The least expensive types are the ones which are good for low-light conditions only. These aren’t very powerful or durable either and eventually they’ll break if you use them too much. They’re only really suitable as backup lights when you need a quick fix.

They can’t create the effect that a high-end lamp can produce but they’re good enough if you’re on a limited budget.

If you rarely use your camcorder or digital camera for photography, then it doesn’t make sense to buy professional equipment. The high-end stuff is great for when you want to take pictures or shoot movies for a living, but it isn’t necessary if you just want to do it as a hobby.

Sources & references used in this article:

Modest-cost, mobile” in-lab” video studio by WT Burnett Jr, DH Lion – Journal of Chemical Education, 1977 – ACS Publications

Basics of video lighting by D Lyver, G Swainson – 1999 – books.google.com

Best practices in teaching media production in an online environment by L Fulton, B Pavolik, M Piwinsky – Society for Information Technology …, 2016 – learntechlib.org

Best Practices in Teaching Lighting for Media Production in an Online Environment by L Fulton – E-Learn: World Conference on E-Learning in …, 2016 – learntechlib.org

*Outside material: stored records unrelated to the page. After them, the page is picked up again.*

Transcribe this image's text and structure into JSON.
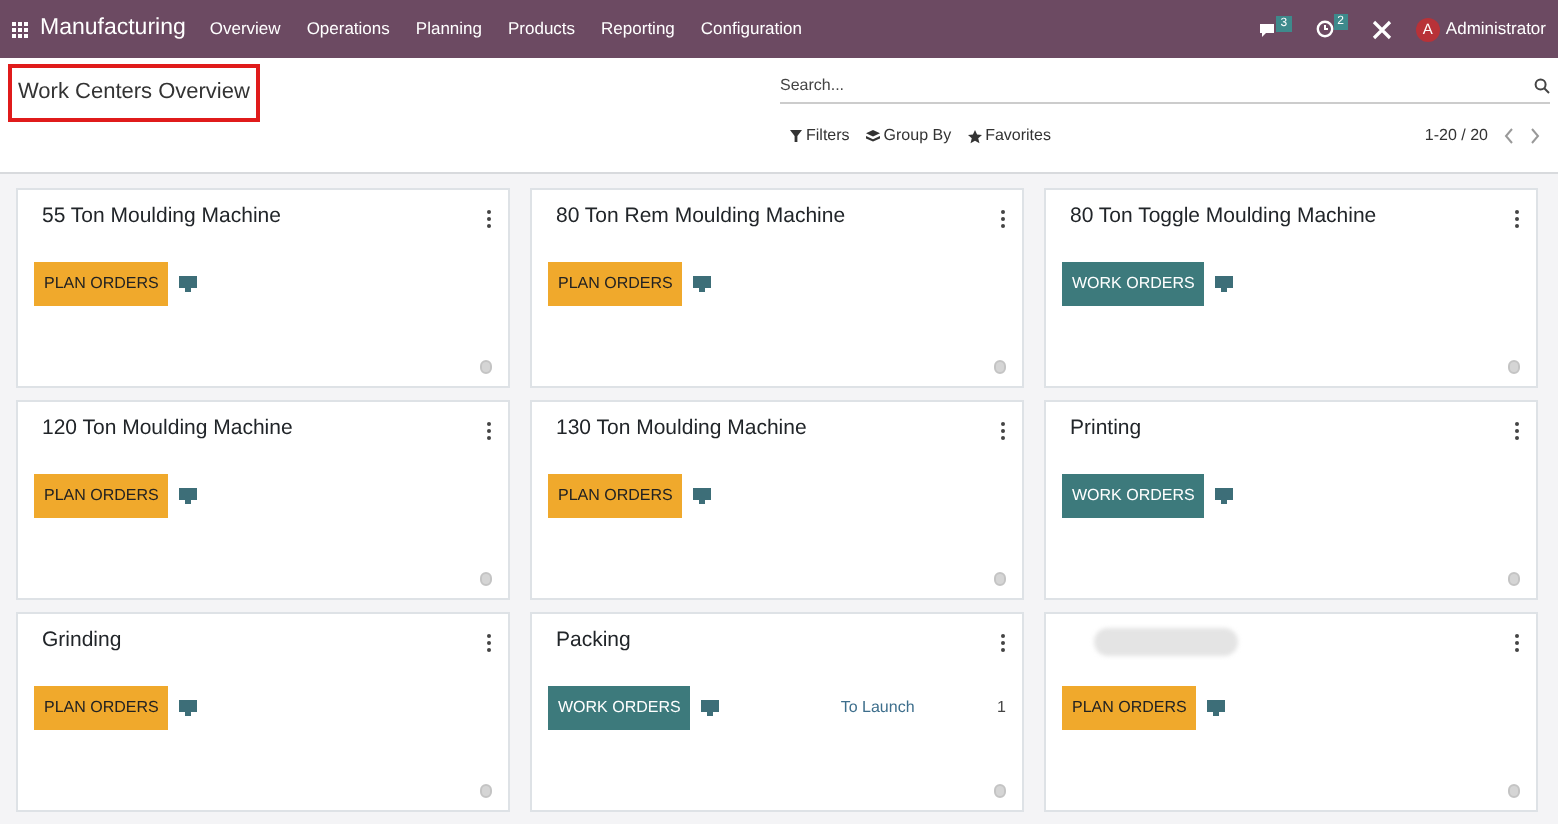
{
  "navbar": {
    "app": "Manufacturing",
    "menu": [
      "Overview",
      "Operations",
      "Planning",
      "Products",
      "Reporting",
      "Configuration"
    ],
    "messages_count": "3",
    "activities_count": "2",
    "user_initial": "A",
    "user": "Administrator"
  },
  "control_panel": {
    "title": "Work Centers Overview",
    "search": {
      "placeholder": "Search..."
    },
    "filters": [
      "Filters",
      "Group By",
      "Favorites"
    ],
    "pager": "1-20 / 20"
  },
  "cards": [
    {
      "title": "55 Ton Moulding Machine",
      "button": {
        "kind": "plan",
        "label": "PLAN ORDERS"
      }
    },
    {
      "title": "80 Ton Rem Moulding Machine",
      "button": {
        "kind": "plan",
        "label": "PLAN ORDERS"
      }
    },
    {
      "title": "80 Ton Toggle Moulding Machine",
      "button": {
        "kind": "work",
        "label": "WORK ORDERS"
      }
    },
    {
      "title": "120 Ton Moulding Machine",
      "button": {
        "kind": "plan",
        "label": "PLAN ORDERS"
      }
    },
    {
      "title": "130 Ton Moulding Machine",
      "button": {
        "kind": "plan",
        "label": "PLAN ORDERS"
      }
    },
    {
      "title": "Printing",
      "button": {
        "kind": "work",
        "label": "WORK ORDERS"
      }
    },
    {
      "title": "Grinding",
      "button": {
        "kind": "plan",
        "label": "PLAN ORDERS"
      }
    },
    {
      "title": "Packing",
      "button": {
        "kind": "work",
        "label": "WORK ORDERS"
      },
      "stat": {
        "label": "To Launch",
        "value": "1"
      }
    },
    {
      "title_redacted": true,
      "button": {
        "kind": "plan",
        "label": "PLAN ORDERS"
      }
    }
  ]
}
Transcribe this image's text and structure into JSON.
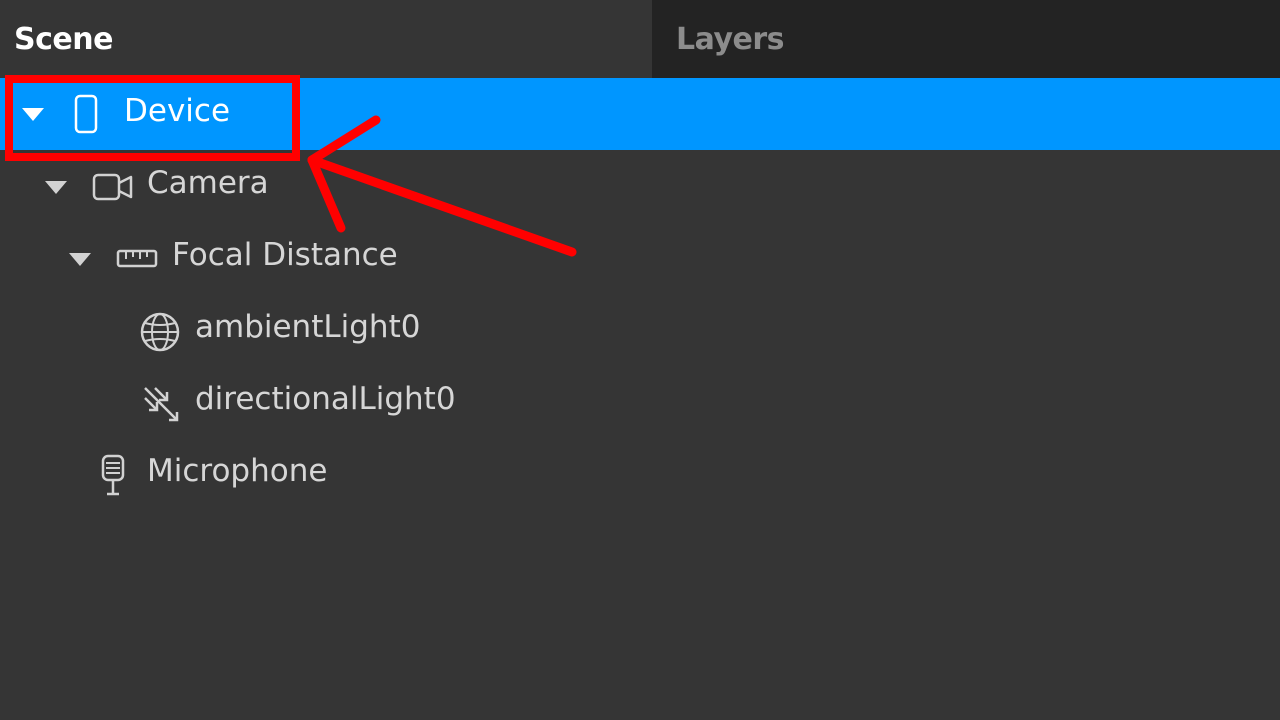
{
  "tabs": {
    "scene_label": "Scene",
    "layers_label": "Layers"
  },
  "tree": {
    "items": [
      {
        "label": "Device",
        "icon": "phone-icon",
        "expanded": true,
        "selected": true
      },
      {
        "label": "Camera",
        "icon": "video-camera-icon",
        "expanded": true,
        "selected": false
      },
      {
        "label": "Focal Distance",
        "icon": "ruler-icon",
        "expanded": true,
        "selected": false
      },
      {
        "label": "ambientLight0",
        "icon": "globe-icon",
        "selected": false
      },
      {
        "label": "directionalLight0",
        "icon": "directional-light-icon",
        "selected": false
      },
      {
        "label": "Microphone",
        "icon": "microphone-icon",
        "selected": false
      }
    ]
  },
  "colors": {
    "panel_bg": "#353535",
    "tabbar_bg": "#232323",
    "selection": "#0096ff",
    "annotation": "#ff0000"
  }
}
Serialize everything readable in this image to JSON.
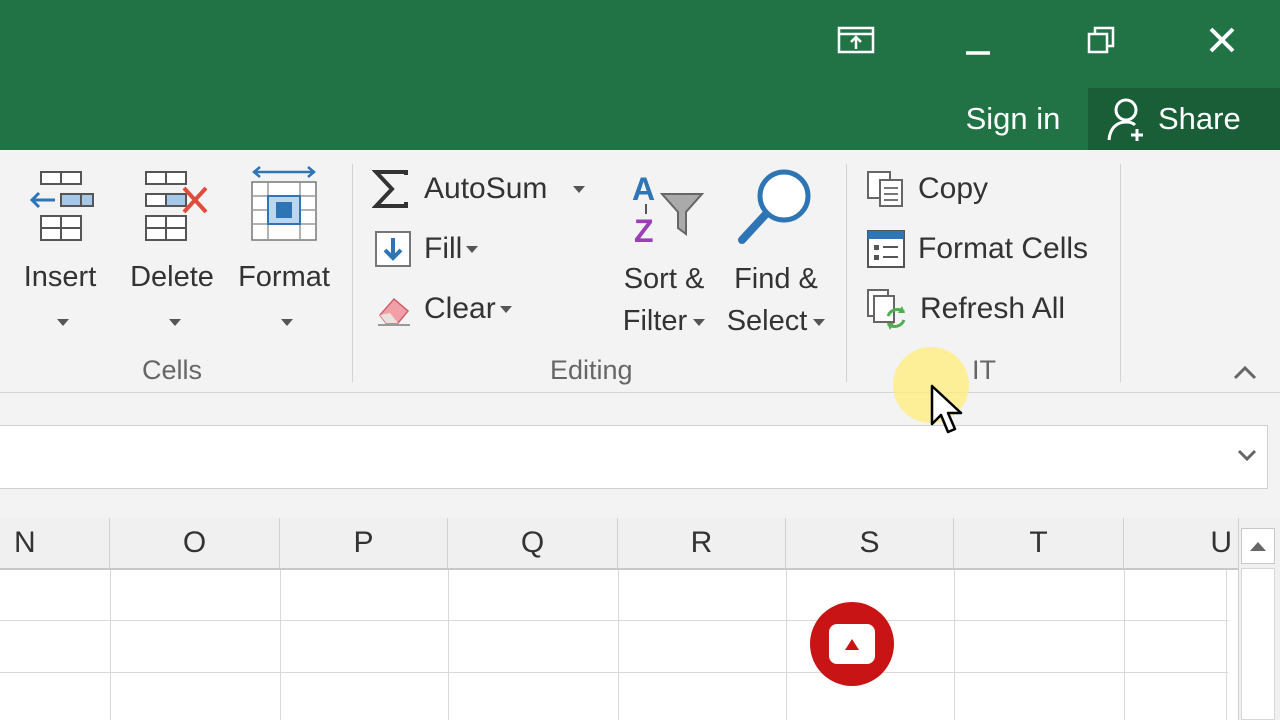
{
  "window": {
    "share_label": "Share",
    "signin_label": "Sign in"
  },
  "ribbon": {
    "cells": {
      "insert": "Insert",
      "delete": "Delete",
      "format": "Format",
      "group": "Cells"
    },
    "editing": {
      "autosum": "AutoSum",
      "fill": "Fill",
      "clear": "Clear",
      "sort1": "Sort &",
      "sort2": "Filter",
      "find1": "Find &",
      "find2": "Select",
      "group": "Editing"
    },
    "custom": {
      "copy": "Copy",
      "format_cells": "Format Cells",
      "refresh_all": "Refresh All",
      "group_partial": "IT"
    }
  },
  "columns": [
    "N",
    "O",
    "P",
    "Q",
    "R",
    "S",
    "T",
    "U"
  ],
  "colors": {
    "brand": "#217346",
    "share_bg": "#1a5e38",
    "badge": "#c81414"
  }
}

The Art of Lighting for Recording Video Oral History Interviews by DA Boyd – Oral History in the Digital Age, 2012 – ohda.matrix.msu.edu

Using Video in Flash by M Kemper – AdvancED Flash Interface Design, 2006 – Springer

Film and video lighting terms and concepts by R Ferncase – 2013 – books.google.com

Frontline education kits# 1 &# 2 by M Considine – Metro Education, 1997 – search.informit.com.au